The cannons that the Chinese had were only aimed at one fixed position and were no match for the flexible and long-range cannons mounted on fast moving British warships. With superior and flexible fire power, the British successfully carried out a series of attacks on a number of Chinese cities laying to ruins each one of them. British soldiers pillaged and burned towns as they moved up the eastern seaboard and demanded “protection money” in return for immunity from further bombardment. By the time the armada reached Nanking (Nanjing) – the Emperor admitted defeat.
By 1842 the Treaty of Nanking (Nanjing) was signed. Amongst the list of demands by the British were retribution for the cost of waging the war; compensation for the destroyed opium and ceding Hong Kong sovereignty to the British. In addition the Chinese were to legalise opium.
Having seen the destructive force of opium on its population, the Chinese agreed to all other demands except the legalization of opium. The result was the second Opium War.
But this time the British were joined by the French and together they unleashed their joint naval and military might on the royal imperial capital itself – Beijing. When the capital fell, French and British troops looted the Summer Palace and desecrated many sacred sites within the city generally creating fear and havoc among the defenseless citizens.
As a result of the relentless bombardment, looting and senseless destruction of imperial palaces, the Emperor had no choice but agree to legalize opium. With the last bastion of resistance gone large scale opium production built by the British mushroomed in the country. Parallel to this the occupying British forces gained a stronghold on the economy by controlling Chinese customs and trade. By the end of the 19th century, China’s trade with Britain had increased to more than 60% of the country’s total trade – China sold silk, tea and porcelain to the British in exchange for opium.
It was conservatively estimated that by the end of the century, 30-40 million people were addicted to opium. Starvation, poverty and social decay followed starting a 60-year period of slow and painful death for the entire nation. To add to the suffering, seven other foreign powers joined in to carve a niche for themselves. Knowing that the country was now emasculated by mass opium addiction the USA, Italy, Austria-Hungary, Japan, Russia and France used their superior military machinery to gain territorial rights within the country.
Besieged by a decaying nation the Qing dynasty finally fell and for the first time in the 2000-year dynastic history, China stood at the precipice of being broken up into pieces and distributed among the foreign powers stationed in the country.
This was the darkest moment for the country.
But the resilience of this cultural behemoth stood the test of time. The humiliation and suffering inflicted on the Chinese for almost 100 years by foreign powers gave China the all important wake up call. The call shaped an emerging nationalism that would soon set the foundation for the birth of a new country with a new political identity.

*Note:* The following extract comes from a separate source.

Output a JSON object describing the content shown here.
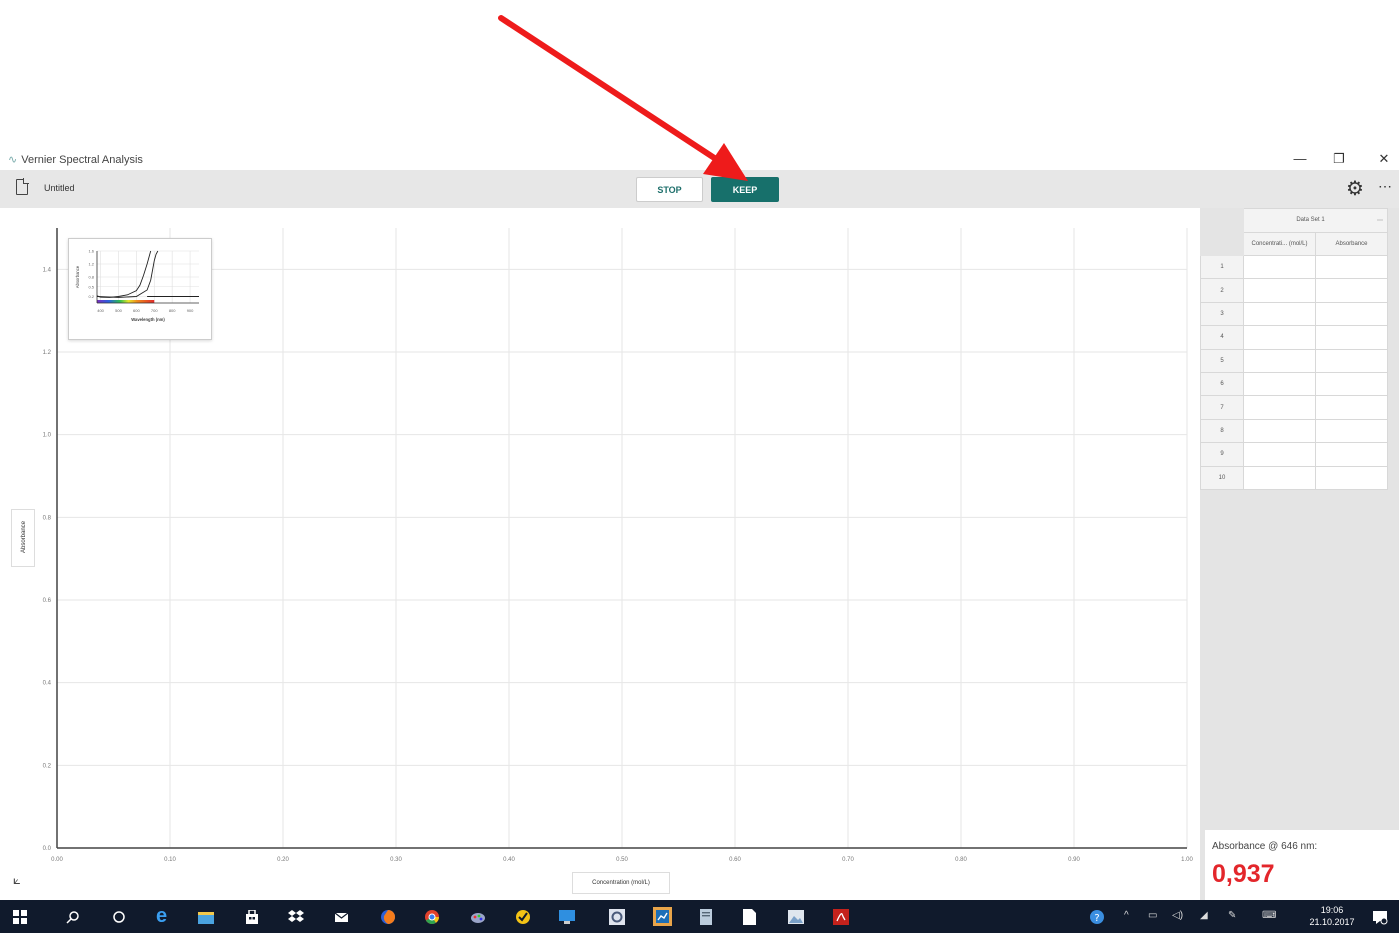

Although the drug traffickers won the war they lost a nation by providing the needed impetus for the country to finally stand up. The poppy flower indeed has woken up this 5000-year old tiger and now it is about to pounce.